__Work request__: Among the records, which lines hold the word "circular"? Pick them out.

--- Input data Enclosed Below ---

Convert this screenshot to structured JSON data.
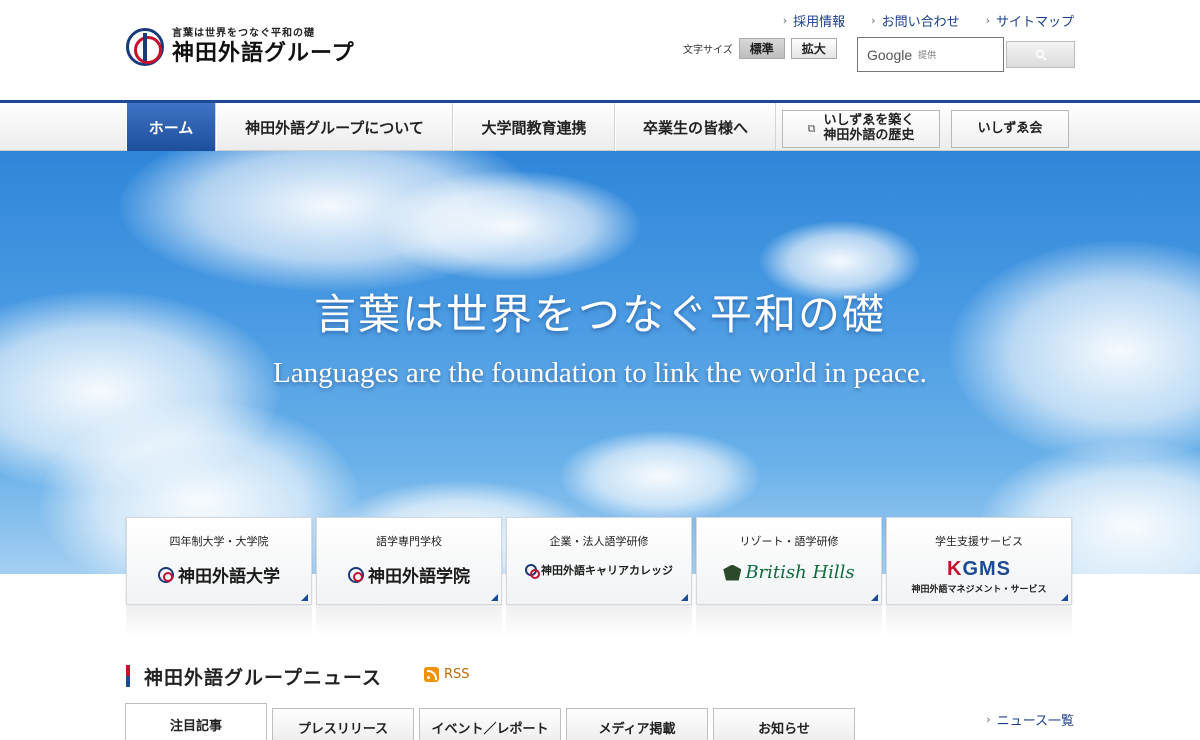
{
  "header": {
    "logo_tagline": "言葉は世界をつなぐ平和の礎",
    "logo_name": "神田外語グループ",
    "util_links": [
      "採用情報",
      "お問い合わせ",
      "サイトマップ"
    ],
    "font_size_label": "文字サイズ",
    "font_size_options": [
      "標準",
      "拡大"
    ],
    "font_size_selected": "標準",
    "search_brand": "Google",
    "search_provided": "提供"
  },
  "nav": {
    "items": [
      "ホーム",
      "神田外語グループについて",
      "大学間教育連携",
      "卒業生の皆様へ"
    ],
    "active": "ホーム",
    "history_line1": "いしずゑを築く",
    "history_line2": "神田外語の歴史",
    "ishizue": "いしずゑ会"
  },
  "hero": {
    "title_jp": "言葉は世界をつなぐ平和の礎",
    "title_en": "Languages are the foundation to link the world in peace."
  },
  "cards": [
    {
      "category": "四年制大学・大学院",
      "name": "神田外語大学"
    },
    {
      "category": "語学専門学校",
      "name": "神田外語学院"
    },
    {
      "category": "企業・法人語学研修",
      "name": "神田外語キャリアカレッジ"
    },
    {
      "category": "リゾート・語学研修",
      "name": "British Hills"
    },
    {
      "category": "学生支援サービス",
      "name": "KGMS",
      "sub": "神田外語マネジメント・サービス"
    }
  ],
  "news": {
    "title": "神田外語グループニュース",
    "rss": "RSS",
    "tabs": [
      "注目記事",
      "プレスリリース",
      "イベント／レポート",
      "メディア掲載",
      "お知らせ"
    ],
    "active_tab": "注目記事",
    "all_link": "ニュース一覧"
  },
  "colors": {
    "nav_accent": "#1c4a95",
    "brand_red": "#c8102e",
    "kgms_red": "#c8102e",
    "kgms_blue": "#1c4a95",
    "british_hills_green": "#0e6b3a",
    "rss_orange": "#f29200"
  },
  "icons": {
    "search": "search-icon",
    "rss": "rss-icon",
    "external": "external-window-icon",
    "chevron": "chevron-right-icon"
  }
}
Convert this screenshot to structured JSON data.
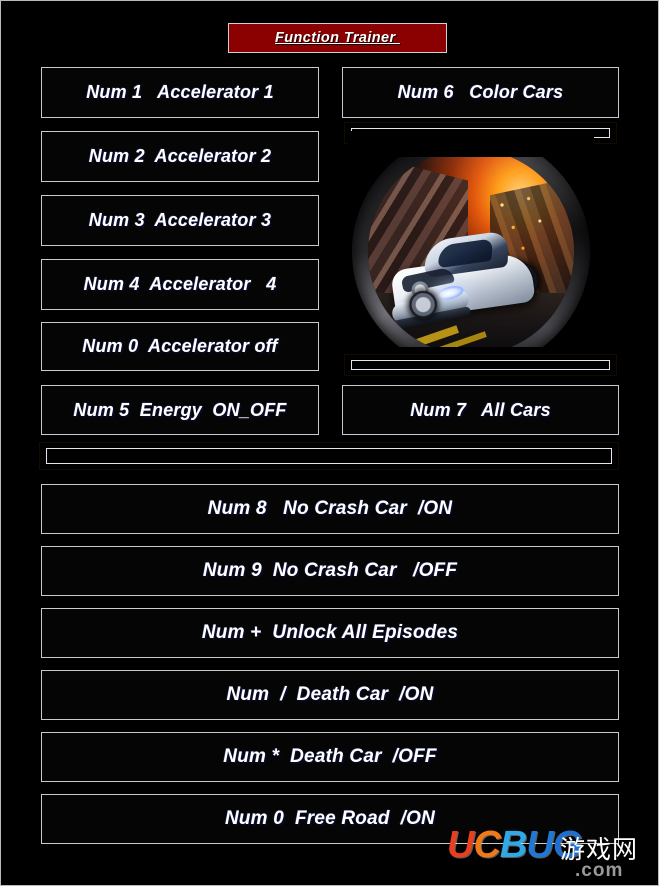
{
  "window": {
    "title": "Function Trainer ",
    "background_color": "#000000",
    "border_color": "#b9b9c2",
    "title_bg_color": "#8b0101",
    "title_text_color": "#ffffff"
  },
  "theme": {
    "button_bg": "#050505",
    "button_border": "#c9c9cf",
    "button_text": "#ffffff",
    "gold_accent": "#f0ae16",
    "gold_dark": "#3d1d02"
  },
  "left_column": {
    "buttons": [
      {
        "label": "Num 1   Accelerator 1"
      },
      {
        "label": "Num 2  Accelerator 2"
      },
      {
        "label": "Num 3  Accelerator 3"
      },
      {
        "label": "Num 4  Accelerator   4"
      },
      {
        "label": "Num 0  Accelerator off"
      },
      {
        "label": "Num 5  Energy  ON_OFF"
      }
    ]
  },
  "right_column": {
    "buttons": [
      {
        "label": "Num 6   Color Cars"
      },
      {
        "label": "Num 7   All Cars"
      }
    ],
    "game_icon": {
      "name": "racing-game-circular-icon",
      "description": "White sports car with fire explosion, circular bezel"
    }
  },
  "dividers": [
    {
      "name": "gold-divider-top-right"
    },
    {
      "name": "gold-divider-bottom-right"
    },
    {
      "name": "gold-divider-full-width"
    }
  ],
  "bottom_section": {
    "buttons": [
      {
        "label": "Num 8   No Crash Car  /ON"
      },
      {
        "label": "Num 9  No Crash Car   /OFF"
      },
      {
        "label": "Num +  Unlock All Episodes"
      },
      {
        "label": "Num  /  Death Car  /ON"
      },
      {
        "label": "Num *  Death Car  /OFF"
      },
      {
        "label": "Num 0  Free Road  /ON"
      }
    ]
  },
  "watermark": {
    "u": "U",
    "c": "C",
    "b": "B",
    "u2": "U",
    "g": "G",
    "cn": "游戏网",
    "com": ".com"
  }
}
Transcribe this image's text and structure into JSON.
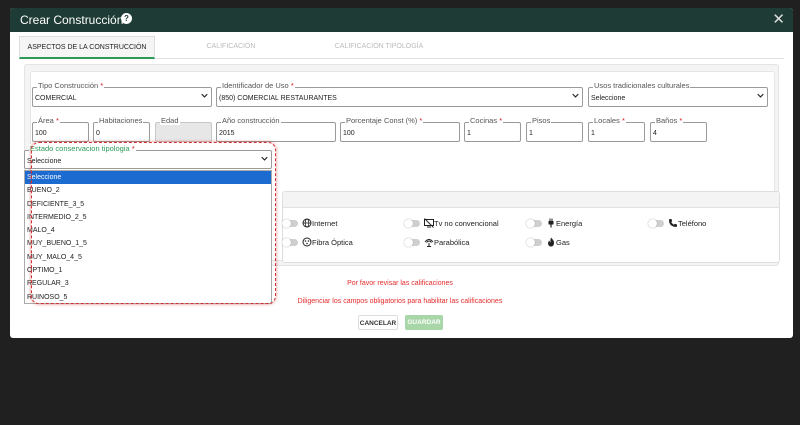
{
  "modal": {
    "title": "Crear Construcción",
    "help_icon": "question-circle-icon",
    "close_icon": "close-icon"
  },
  "tabs": [
    {
      "label": "ASPECTOS DE LA CONSTRUCCIÓN",
      "active": true
    },
    {
      "label": "CALIFICACIÓN",
      "active": false
    },
    {
      "label": "CALIFICACIÓN TIPOLOGÍA",
      "active": false
    }
  ],
  "fields": {
    "tipo_construccion": {
      "label": "Tipo Construcción",
      "required": "*",
      "value": "COMERCIAL"
    },
    "identificador_uso": {
      "label": "Identificador de Uso",
      "required": "*",
      "value": "(850) COMERCIAL RESTAURANTES"
    },
    "usos_tradicionales": {
      "label": "Usos tradicionales culturales",
      "required": "",
      "value": "Seleccione"
    },
    "area": {
      "label": "Área",
      "required": "*",
      "value": "100"
    },
    "habitaciones": {
      "label": "Habitaciones",
      "required": "",
      "value": "0"
    },
    "edad": {
      "label": "Edad",
      "required": "",
      "value": ""
    },
    "anio_construccion": {
      "label": "Año construcción",
      "required": "",
      "value": "2015"
    },
    "porcentaje_const": {
      "label": "Porcentaje Const (%)",
      "required": "*",
      "value": "100"
    },
    "cocinas": {
      "label": "Cocinas",
      "required": "*",
      "value": "1"
    },
    "pisos": {
      "label": "Pisos",
      "required": "",
      "value": "1"
    },
    "locales": {
      "label": "Locales",
      "required": "*",
      "value": "1"
    },
    "banos": {
      "label": "Baños",
      "required": "*",
      "value": "4"
    },
    "estado_conservacion": {
      "label": "Estado conservacion tipologia",
      "required": "*",
      "value": "Seleccione"
    }
  },
  "dropdown": {
    "options": [
      "Seleccione",
      "BUENO_2",
      "DEFICIENTE_3_5",
      "INTERMEDIO_2_5",
      "MALO_4",
      "MUY_BUENO_1_5",
      "MUY_MALO_4_5",
      "OPTIMO_1",
      "REGULAR_3",
      "RUINOSO_5"
    ],
    "selected_index": 0
  },
  "services": [
    {
      "label": "Internet",
      "icon": "globe-icon",
      "on": false
    },
    {
      "label": "Tv no convencional",
      "icon": "tv-icon",
      "on": false
    },
    {
      "label": "Energía",
      "icon": "plug-icon",
      "on": false
    },
    {
      "label": "Teléfono",
      "icon": "phone-icon",
      "on": false
    },
    {
      "label": "Fibra Óptica",
      "icon": "fiber-icon",
      "on": false
    },
    {
      "label": "Parabólica",
      "icon": "satellite-dish-icon",
      "on": false
    },
    {
      "label": "Gas",
      "icon": "flame-icon",
      "on": false
    }
  ],
  "messages": {
    "review": "Por favor revisar las calificaciones",
    "required": "Diligenciar los campos obligatorios para habilitar las calificaciones"
  },
  "buttons": {
    "cancel": "CANCELAR",
    "save": "GUARDAR"
  },
  "colors": {
    "header": "#1f3b35",
    "accent": "#2e9a58",
    "error": "#e52b2b",
    "selected_option": "#1b6bd1",
    "save_disabled": "#a8d6a8"
  }
}
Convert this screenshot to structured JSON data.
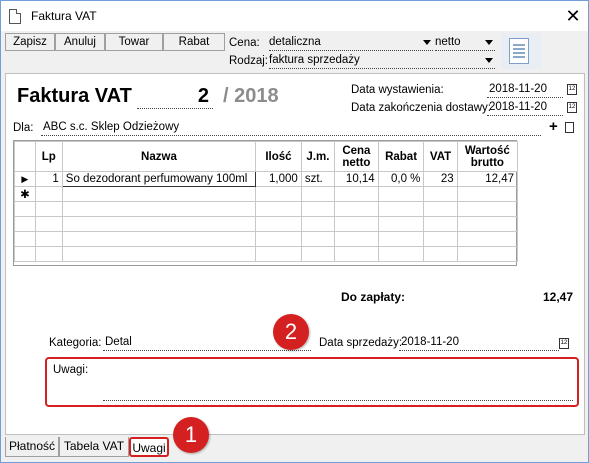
{
  "window": {
    "title": "Faktura VAT",
    "close": "✕"
  },
  "toolbar": {
    "buttons": [
      "Zapisz",
      "Anuluj",
      "Towar",
      "Rabat"
    ]
  },
  "price": {
    "label": "Cena:",
    "value": "detaliczna",
    "mode": "netto"
  },
  "kind": {
    "label": "Rodzaj:",
    "value": "faktura sprzedaży"
  },
  "invoice": {
    "title": "Faktura VAT",
    "number": "2",
    "year": "/ 2018"
  },
  "dates": {
    "issue_label": "Data wystawienia:",
    "issue_value": "2018-11-20",
    "delivery_label": "Data zakończenia dostawy:",
    "delivery_value": "2018-11-20",
    "sale_label": "Data sprzedaży:",
    "sale_value": "2018-11-20"
  },
  "buyer": {
    "label": "Dla:",
    "value": "ABC s.c. Sklep Odzieżowy",
    "add": "+"
  },
  "table": {
    "headers": [
      "Lp",
      "Nazwa",
      "Ilość",
      "J.m.",
      "Cena netto",
      "Rabat",
      "VAT",
      "Wartość brutto"
    ],
    "rows": [
      {
        "marker": "▶",
        "lp": "1",
        "name": "So dezodorant perfumowany 100ml",
        "qty": "1,000",
        "unit": "szt.",
        "price": "10,14",
        "discount": "0,0 %",
        "vat": "23",
        "gross": "12,47"
      }
    ],
    "new_row_marker": "✱"
  },
  "summary": {
    "label": "Do zapłaty:",
    "value": "12,47"
  },
  "category": {
    "label": "Kategoria:",
    "value": "Detal"
  },
  "notes": {
    "label": "Uwagi:",
    "value": ""
  },
  "callouts": {
    "one": "1",
    "two": "2"
  },
  "tabs": [
    "Płatność",
    "Tabela VAT",
    "Uwagi"
  ],
  "colors": {
    "highlight": "#d42020",
    "year": "#8c8c8c"
  }
}
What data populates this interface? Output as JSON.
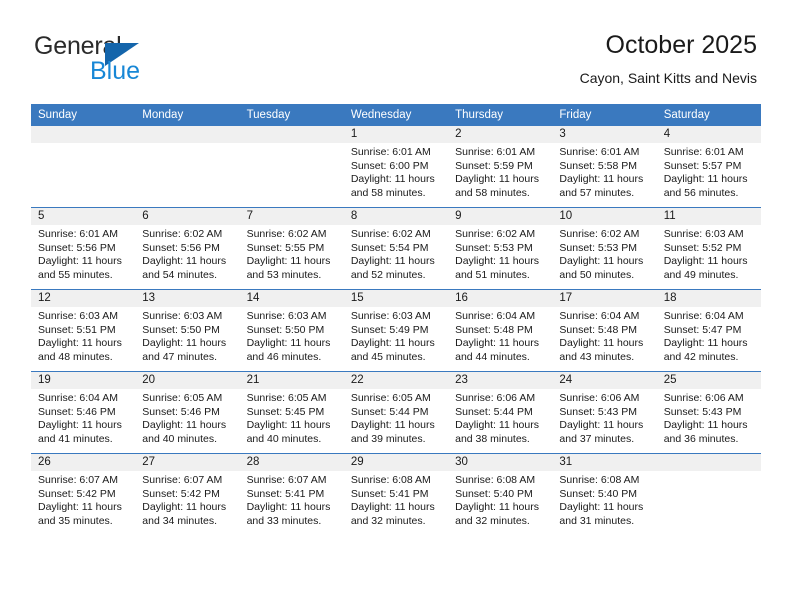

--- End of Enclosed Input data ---

__Solution to this exercise__:
      "name": "racing-game-circular-icon",
      "description": "White sports car with fire explosion, circular bezel"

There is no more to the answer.